ORIGINAL FRENCH ARTICLE: Libye. L’idée d’armer les insurgés ne fait pas l’unanimité
by Hassane Zerrouky
Translated Wednesday 6 April 2011, by Gene Zbikowskiand reviewed by
The furnishing of arms to the Libyan opposition is running up against the refusal of many member countries of the international coalition.
In London on March 29, the contact group (the European Union, NATO, the United States, the United Nations and some Arab countries, but without Egypt, which was absent) paid lip service to unity in the face of Muammar Qaddafi. The Libyan dictator must go, they announced. But how? There’s the rub.
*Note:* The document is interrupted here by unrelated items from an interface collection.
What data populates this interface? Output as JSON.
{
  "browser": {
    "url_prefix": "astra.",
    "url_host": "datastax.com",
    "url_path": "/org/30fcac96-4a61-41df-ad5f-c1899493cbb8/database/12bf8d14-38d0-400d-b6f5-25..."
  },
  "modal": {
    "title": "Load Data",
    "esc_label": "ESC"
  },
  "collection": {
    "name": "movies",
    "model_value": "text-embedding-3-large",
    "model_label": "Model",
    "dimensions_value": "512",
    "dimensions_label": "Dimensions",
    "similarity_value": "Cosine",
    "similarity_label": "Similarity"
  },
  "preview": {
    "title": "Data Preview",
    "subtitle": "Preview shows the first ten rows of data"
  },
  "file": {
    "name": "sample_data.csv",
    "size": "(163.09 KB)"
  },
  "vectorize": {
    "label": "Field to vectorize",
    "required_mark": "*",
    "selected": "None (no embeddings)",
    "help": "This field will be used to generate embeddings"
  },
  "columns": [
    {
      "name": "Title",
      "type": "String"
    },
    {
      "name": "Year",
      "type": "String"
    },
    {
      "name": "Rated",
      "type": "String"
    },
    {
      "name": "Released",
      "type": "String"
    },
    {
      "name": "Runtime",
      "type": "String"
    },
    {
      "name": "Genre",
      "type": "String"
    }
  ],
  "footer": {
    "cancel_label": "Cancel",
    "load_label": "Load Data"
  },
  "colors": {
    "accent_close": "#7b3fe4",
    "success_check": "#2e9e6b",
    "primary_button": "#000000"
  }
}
On the ground, in effect, despite the air strikes, the insurgents are having a hard time holding their positions. “Nothing is definite,” a diplomat in London said in a sorry tone. So Qaddafi remains at the center of the game. To unblock the problem, Paris says it is ready to enter discussions with its allies on the subject of military aid to the insurgents. This solution, which Italy describes as “an extreme measure,” runs up against a lot of reticence, beginning with NATO general secretary Fogh Rasmussen, a Dane, who feels that the operation in Libya was prepared to protect the population, not to arm it!
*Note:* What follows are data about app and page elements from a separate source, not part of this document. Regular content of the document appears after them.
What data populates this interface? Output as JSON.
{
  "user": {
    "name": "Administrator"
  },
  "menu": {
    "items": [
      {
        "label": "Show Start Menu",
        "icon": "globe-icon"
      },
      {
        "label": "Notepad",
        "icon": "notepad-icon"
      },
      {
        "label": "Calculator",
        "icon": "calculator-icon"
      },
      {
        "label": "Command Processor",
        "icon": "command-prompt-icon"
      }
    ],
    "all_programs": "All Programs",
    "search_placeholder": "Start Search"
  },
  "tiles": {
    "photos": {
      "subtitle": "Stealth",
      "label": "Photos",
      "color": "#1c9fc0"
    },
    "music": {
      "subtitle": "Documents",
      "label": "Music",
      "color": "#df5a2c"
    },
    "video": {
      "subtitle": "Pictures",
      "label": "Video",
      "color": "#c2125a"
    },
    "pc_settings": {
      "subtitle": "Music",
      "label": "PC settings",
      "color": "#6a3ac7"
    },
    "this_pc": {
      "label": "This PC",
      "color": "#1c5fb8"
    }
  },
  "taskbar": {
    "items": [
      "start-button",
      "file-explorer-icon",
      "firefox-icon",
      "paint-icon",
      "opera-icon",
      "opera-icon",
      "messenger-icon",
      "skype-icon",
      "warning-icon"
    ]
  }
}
Russia is warning the Western countries against arming the insurgents. The same goes for Norway, Denmark, and Belgium, although they are members of the international coalition. Germany and Turkey, as is known, are opposed to any military intervention. Finally, Chinese president Hu Jintao, who received French president Nicolas Sarkozy on his visit to China, warned that “the goal of the resolution (number 1973) is to stop the violence and to protect civilians,” but that “if military actions prove disastrous for innocent civilians and aggravate the humanitarian crisis, this could violate the original intention of the Security Council resolution.”
As for Barack Obama, he is carefully staying vague on the question. He has not excluded arming the Libyan insurgents, but he does not say that "this is going to happen," either. In fact, the Pentagon, which has admitted that it “does not know much” about the Libyan rebels, suspects that Al-Qaida activists are mixed in with them.
This is a fact that is admitted, even by NATO observers – elements of the GICL (Islamic Group for Combat and Liberation, which is affiliated with AQMI) and the Islamic party Ouma are fighting in the ranks of the insurgents. In a movement that is as heterogeneous as the Libyan “revolutionaries,” the Islamists do not, indeed, have any problem circulating!